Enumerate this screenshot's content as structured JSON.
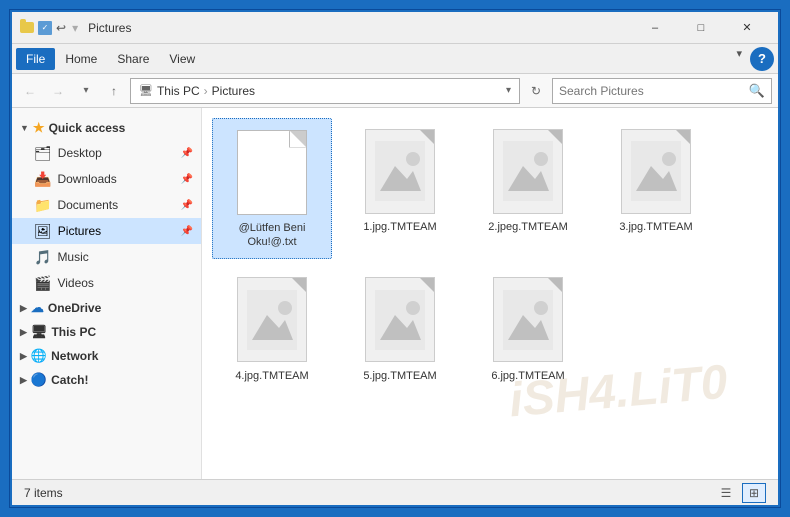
{
  "window": {
    "title": "Pictures",
    "minimize_label": "–",
    "maximize_label": "□",
    "close_label": "✕"
  },
  "menubar": {
    "items": [
      {
        "label": "File",
        "active": true
      },
      {
        "label": "Home"
      },
      {
        "label": "Share"
      },
      {
        "label": "View"
      }
    ],
    "help_label": "?"
  },
  "addressbar": {
    "back_label": "←",
    "forward_label": "→",
    "up_label": "↑",
    "path": [
      "This PC",
      "Pictures"
    ],
    "refresh_label": "↻",
    "search_placeholder": "Search Pictures",
    "dropdown_label": "▾"
  },
  "sidebar": {
    "quick_access_label": "Quick access",
    "items_quick": [
      {
        "label": "Desktop",
        "pinned": true
      },
      {
        "label": "Downloads",
        "pinned": true
      },
      {
        "label": "Documents",
        "pinned": true
      },
      {
        "label": "Pictures",
        "pinned": true,
        "active": true
      }
    ],
    "items_extra": [
      {
        "label": "Music"
      },
      {
        "label": "Videos"
      }
    ],
    "onedrive_label": "OneDrive",
    "thispc_label": "This PC",
    "network_label": "Network",
    "catch_label": "Catch!"
  },
  "files": [
    {
      "name": "@Lütfen Beni\nOku!@.txt",
      "type": "txt",
      "selected": true
    },
    {
      "name": "1.jpg.TMTEAM",
      "type": "img"
    },
    {
      "name": "2.jpeg.TMTEAM",
      "type": "img"
    },
    {
      "name": "3.jpg.TMTEAM",
      "type": "img"
    },
    {
      "name": "4.jpg.TMTEAM",
      "type": "img"
    },
    {
      "name": "5.jpg.TMTEAM",
      "type": "img"
    },
    {
      "name": "6.jpg.TMTEAM",
      "type": "img"
    }
  ],
  "statusbar": {
    "item_count": "7 items",
    "view_list_label": "☰",
    "view_details_label": "≡",
    "view_large_label": "⊞"
  }
}
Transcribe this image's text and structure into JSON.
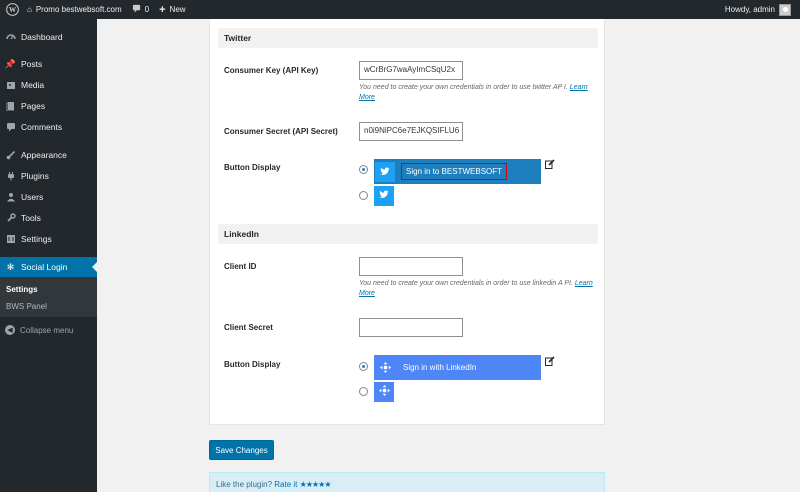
{
  "admin_bar": {
    "site_name": "Promo bestwebsoft.com",
    "comments_count": "0",
    "new_label": "New",
    "howdy": "Howdy, admin"
  },
  "sidebar": {
    "items": [
      {
        "label": "Dashboard",
        "icon": "dashboard-icon"
      },
      {
        "label": "Posts",
        "icon": "pin-icon"
      },
      {
        "label": "Media",
        "icon": "media-icon"
      },
      {
        "label": "Pages",
        "icon": "pages-icon"
      },
      {
        "label": "Comments",
        "icon": "comment-icon"
      },
      {
        "label": "Appearance",
        "icon": "brush-icon"
      },
      {
        "label": "Plugins",
        "icon": "plugin-icon"
      },
      {
        "label": "Users",
        "icon": "users-icon"
      },
      {
        "label": "Tools",
        "icon": "wrench-icon"
      },
      {
        "label": "Settings",
        "icon": "settings-icon"
      },
      {
        "label": "Social Login",
        "icon": "gear-icon"
      }
    ],
    "submenu": [
      "Settings",
      "BWS Panel"
    ],
    "collapse": "Collapse menu"
  },
  "twitter": {
    "heading": "Twitter",
    "consumer_key_label": "Consumer Key (API Key)",
    "consumer_key_value": "wCrBrG7waAyImCSqU2x",
    "help_text": "You need to create your own credentials in order to use twitter AP I.",
    "learn_more": "Learn More",
    "consumer_secret_label": "Consumer Secret (API Secret)",
    "consumer_secret_value": "n0i9NiPC6e7EJKQSIFLU6",
    "button_display_label": "Button Display",
    "sign_in_label": "Sign in to BESTWEBSOFT"
  },
  "linkedin": {
    "heading": "LinkedIn",
    "client_id_label": "Client ID",
    "client_id_value": "",
    "help_text": "You need to create your own credentials in order to use linkedin A PI.",
    "learn_more": "Learn More",
    "client_secret_label": "Client Secret",
    "client_secret_value": "",
    "button_display_label": "Button Display",
    "sign_in_label": "Sign in with LinkedIn"
  },
  "save_label": "Save Changes",
  "rate": {
    "text": "Like the plugin?",
    "link": "Rate it",
    "stars": "★★★★★"
  },
  "colors": {
    "accent": "#0073aa",
    "twitter": "#1da1f2",
    "linkedin": "#4f86f7",
    "admin_dark": "#23282d"
  }
}
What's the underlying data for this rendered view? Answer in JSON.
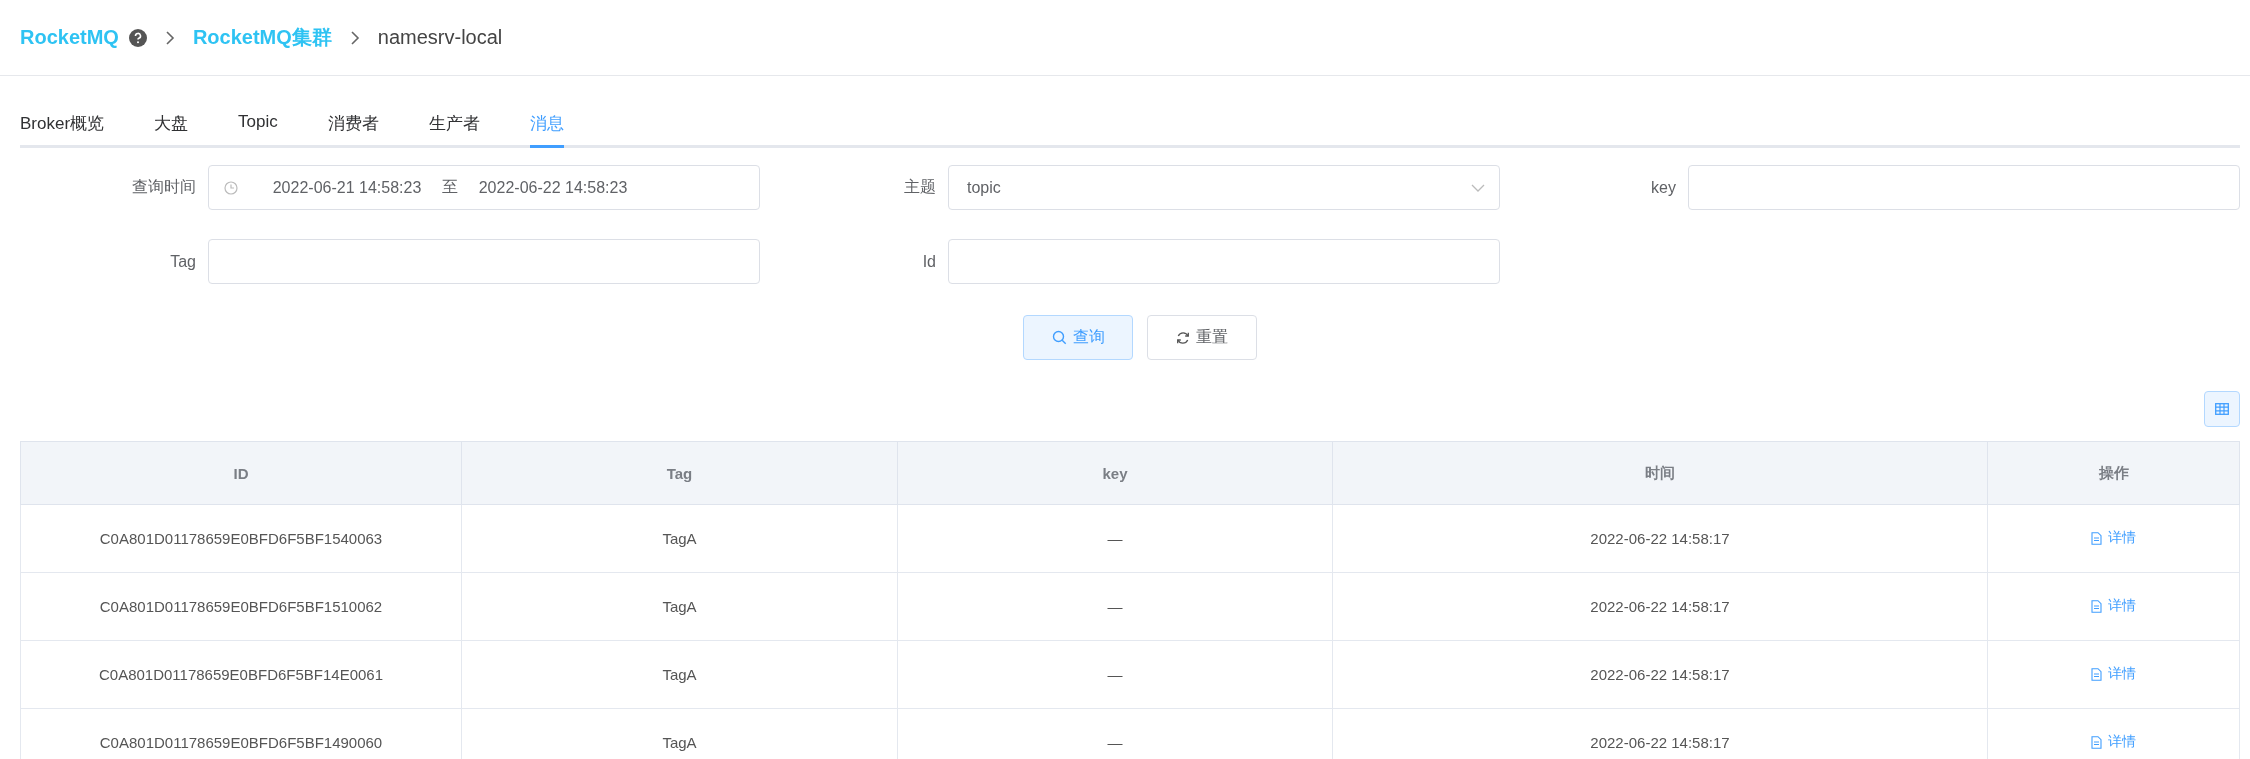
{
  "breadcrumb": [
    {
      "label": "RocketMQ",
      "link": true,
      "help": true
    },
    {
      "label": "RocketMQ集群",
      "link": true,
      "help": false
    },
    {
      "label": "namesrv-local",
      "link": false,
      "help": false
    }
  ],
  "tabs": [
    {
      "label": "Broker概览",
      "selected": false
    },
    {
      "label": "大盘",
      "selected": false
    },
    {
      "label": "Topic",
      "selected": false
    },
    {
      "label": "消费者",
      "selected": false
    },
    {
      "label": "生产者",
      "selected": false
    },
    {
      "label": "消息",
      "selected": true
    }
  ],
  "form": {
    "fields": [
      {
        "kind": "daterange",
        "label": "查询时间",
        "start": "2022-06-21 14:58:23",
        "separator": "至",
        "end": "2022-06-22 14:58:23"
      },
      {
        "kind": "select",
        "label": "主题",
        "value": "topic"
      },
      {
        "kind": "input",
        "label": "key"
      },
      {
        "kind": "input",
        "label": "Tag"
      },
      {
        "kind": "input",
        "label": "Id"
      }
    ],
    "buttons": [
      {
        "label": "查询",
        "kind": "primary"
      },
      {
        "label": "重置",
        "kind": "default"
      }
    ]
  },
  "table": {
    "columns": [
      "ID",
      "Tag",
      "key",
      "时间",
      "操作"
    ],
    "rows": [
      {
        "id": "C0A801D01178659E0BFD6F5BF1540063",
        "tag": "TagA",
        "key": "—",
        "time": "2022-06-22 14:58:17",
        "action": "详情"
      },
      {
        "id": "C0A801D01178659E0BFD6F5BF1510062",
        "tag": "TagA",
        "key": "—",
        "time": "2022-06-22 14:58:17",
        "action": "详情"
      },
      {
        "id": "C0A801D01178659E0BFD6F5BF14E0061",
        "tag": "TagA",
        "key": "—",
        "time": "2022-06-22 14:58:17",
        "action": "详情"
      },
      {
        "id": "C0A801D01178659E0BFD6F5BF1490060",
        "tag": "TagA",
        "key": "—",
        "time": "2022-06-22 14:58:17",
        "action": "详情"
      }
    ]
  }
}
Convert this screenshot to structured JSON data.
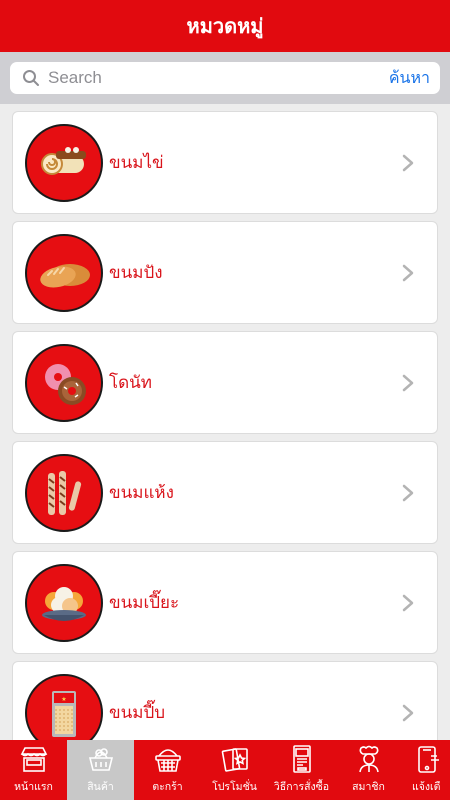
{
  "header": {
    "title": "หมวดหมู่"
  },
  "search": {
    "placeholder": "Search",
    "button_label": "ค้นหา"
  },
  "categories": [
    {
      "label": "ขนมไข่",
      "icon": "roll-cake-icon"
    },
    {
      "label": "ขนมปัง",
      "icon": "bread-icon"
    },
    {
      "label": "โดนัท",
      "icon": "donut-icon"
    },
    {
      "label": "ขนมแห้ง",
      "icon": "wafer-stick-icon"
    },
    {
      "label": "ขนมเปี๊ยะ",
      "icon": "pastry-bowl-icon"
    },
    {
      "label": "ขนมปี๊บ",
      "icon": "biscuit-tin-icon"
    }
  ],
  "tabbar": {
    "items": [
      {
        "label": "หน้าแรก",
        "icon": "bakery-shop-icon"
      },
      {
        "label": "สินค้า",
        "icon": "basket-icon",
        "active": true
      },
      {
        "label": "ตะกร้า",
        "icon": "cart-basket-icon"
      },
      {
        "label": "โปรโมชั่น",
        "icon": "promo-cards-icon"
      },
      {
        "label": "วิธีการสั่งซื้อ",
        "icon": "order-machine-icon"
      },
      {
        "label": "สมาชิก",
        "icon": "chef-icon"
      },
      {
        "label": "แจ้งเตื",
        "icon": "phone-notify-icon"
      }
    ]
  },
  "colors": {
    "brand_red": "#e10a0f",
    "label_red": "#d9141b",
    "search_blue": "#1a74e8"
  }
}
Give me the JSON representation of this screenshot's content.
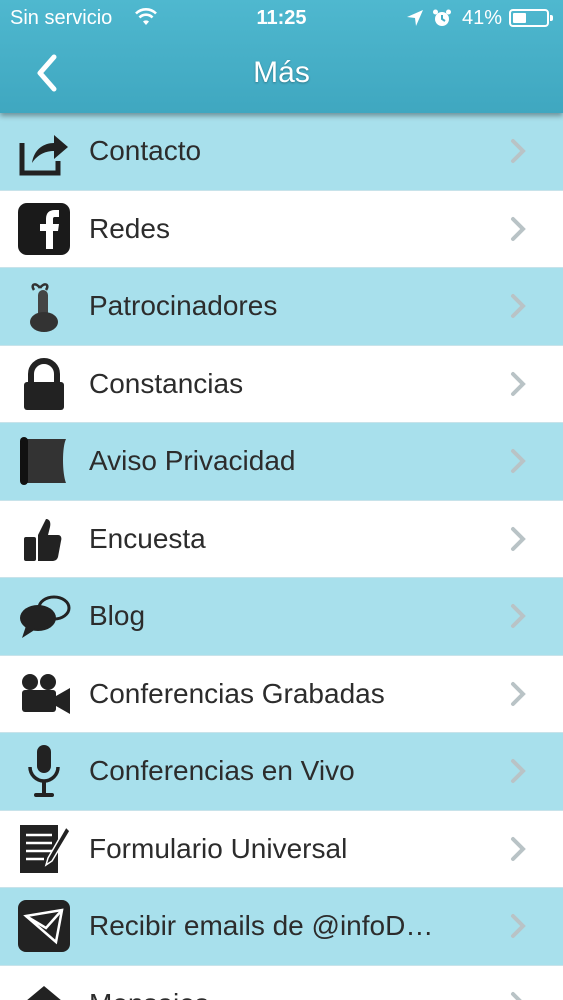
{
  "status_bar": {
    "carrier": "Sin servicio",
    "time": "11:25",
    "battery_percent": "41%",
    "battery_level": 0.41
  },
  "nav": {
    "title": "Más",
    "back_icon": "chevron-left-icon"
  },
  "colors": {
    "header": "#45adc5",
    "row_blue": "#a8e0ec",
    "row_white": "#ffffff",
    "text": "#2c2c2c",
    "chevron": "#b9c3c6"
  },
  "menu": {
    "items": [
      {
        "label": "Contacto",
        "icon": "share-icon"
      },
      {
        "label": "Redes",
        "icon": "facebook-icon"
      },
      {
        "label": "Patrocinadores",
        "icon": "finger-ribbon-icon"
      },
      {
        "label": "Constancias",
        "icon": "lock-icon"
      },
      {
        "label": "Aviso Privacidad",
        "icon": "scroll-icon"
      },
      {
        "label": "Encuesta",
        "icon": "thumbs-up-icon"
      },
      {
        "label": "Blog",
        "icon": "chat-bubbles-icon"
      },
      {
        "label": "Conferencias Grabadas",
        "icon": "video-camera-icon"
      },
      {
        "label": "Conferencias en Vivo",
        "icon": "microphone-icon"
      },
      {
        "label": "Formulario Universal",
        "icon": "document-pen-icon"
      },
      {
        "label": "Recibir emails de @infoD…",
        "icon": "envelope-icon"
      },
      {
        "label": "Mensajes",
        "icon": "message-icon"
      }
    ]
  }
}
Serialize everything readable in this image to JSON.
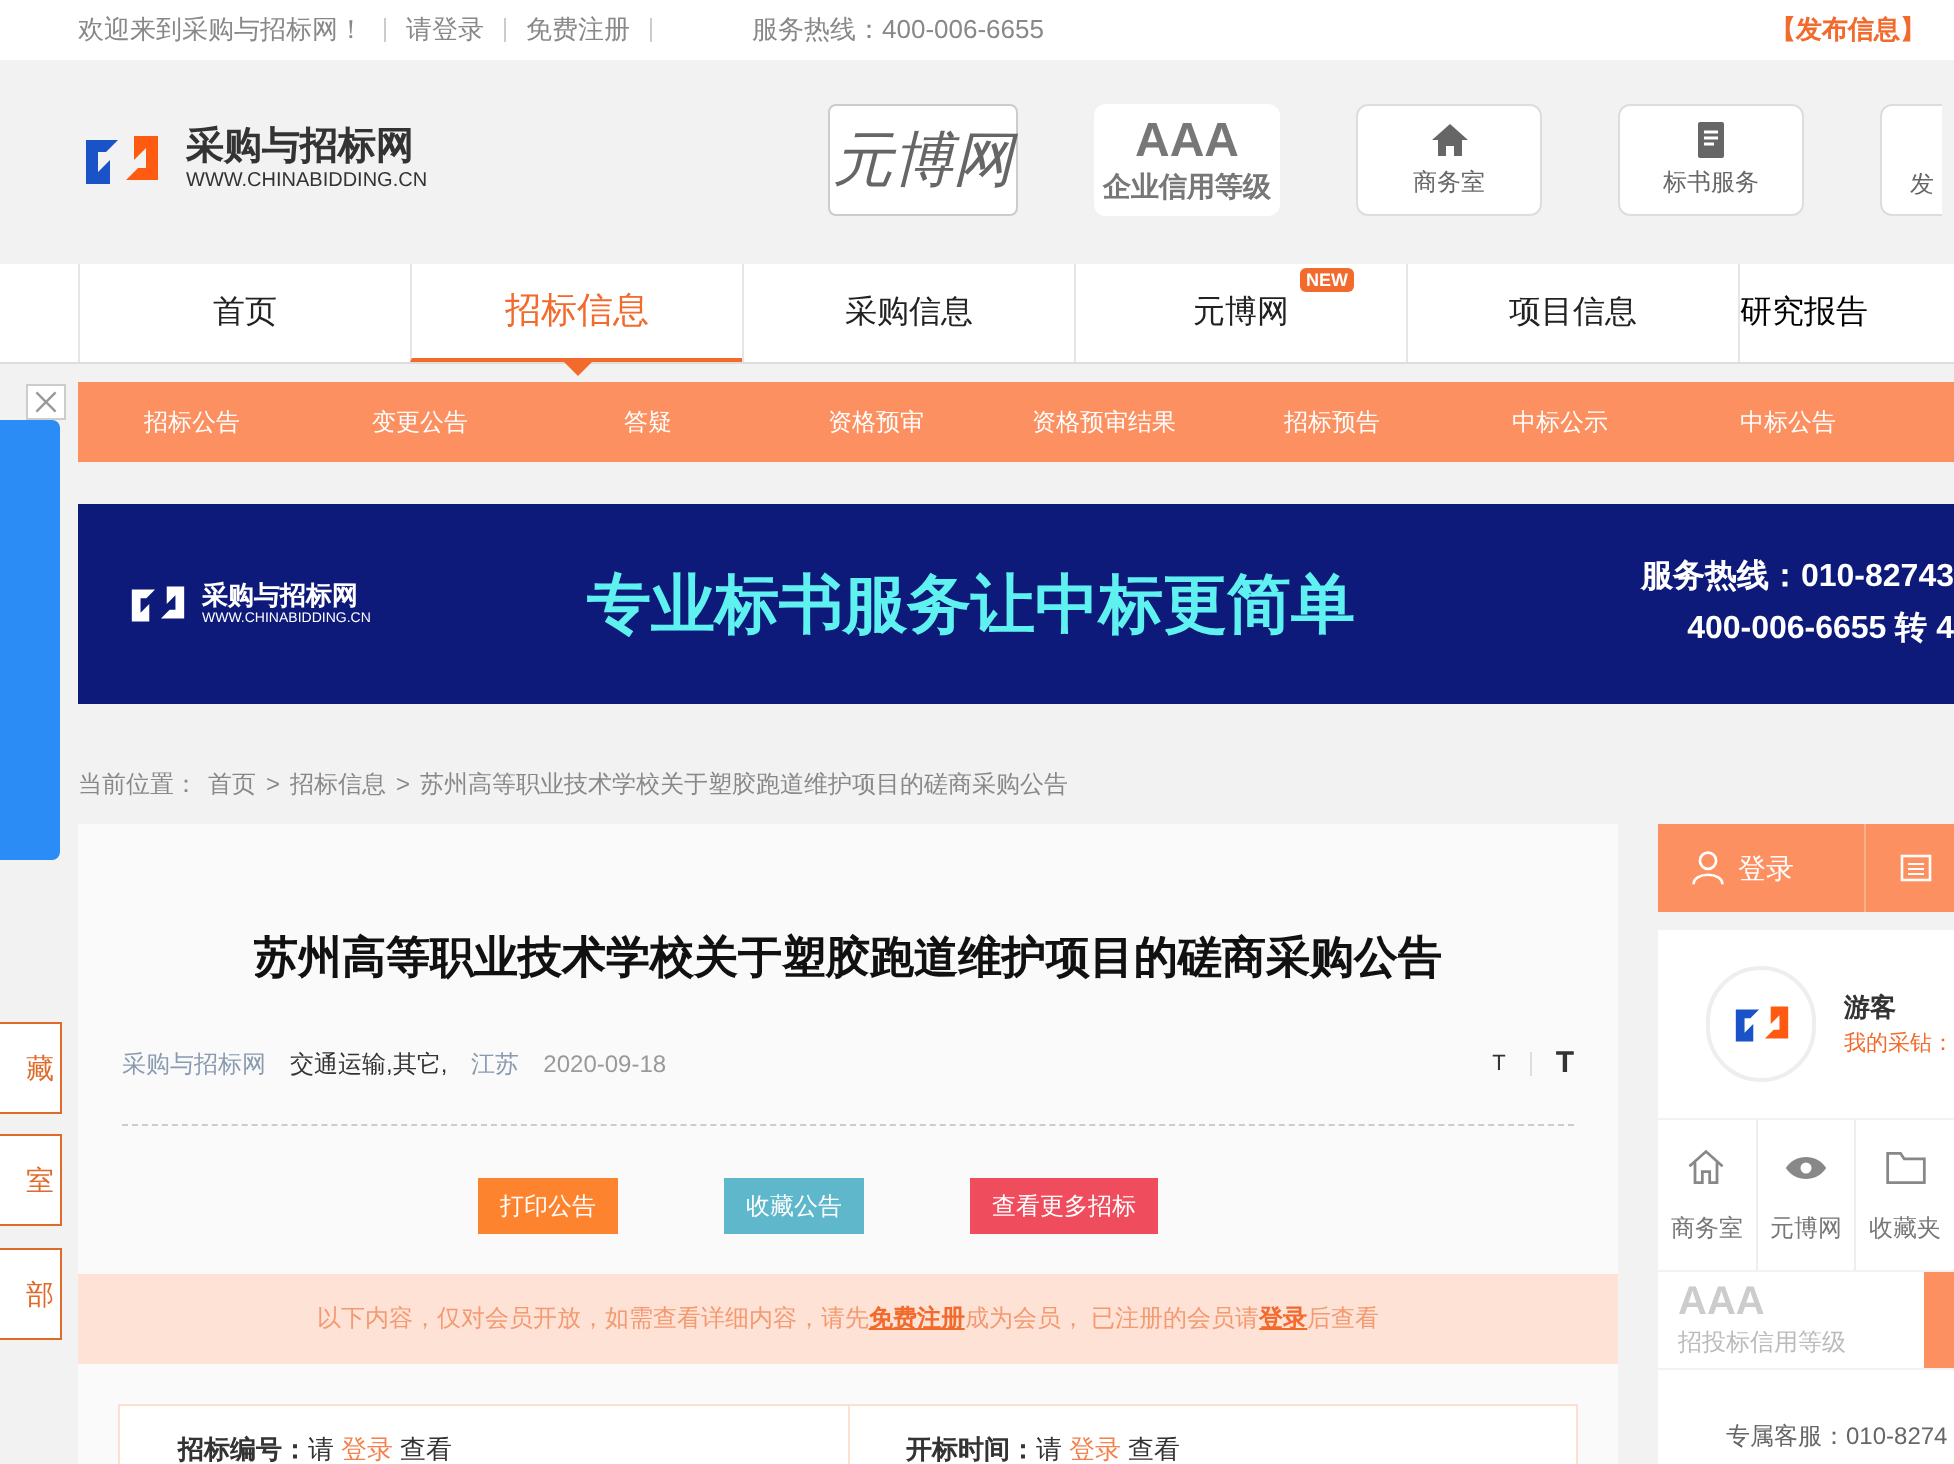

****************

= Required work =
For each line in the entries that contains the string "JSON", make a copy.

= Task solution =
Enumerate this screenshot's content as structured JSON.
Transcribe this image's text and structure into JSON.
What's the underlying data for this rendered view? Answer in JSON.
Convert this screenshot to structured JSON data.
Give me the JSON representation of this screenshot's content.
Serialize everything readable in this image to JSON.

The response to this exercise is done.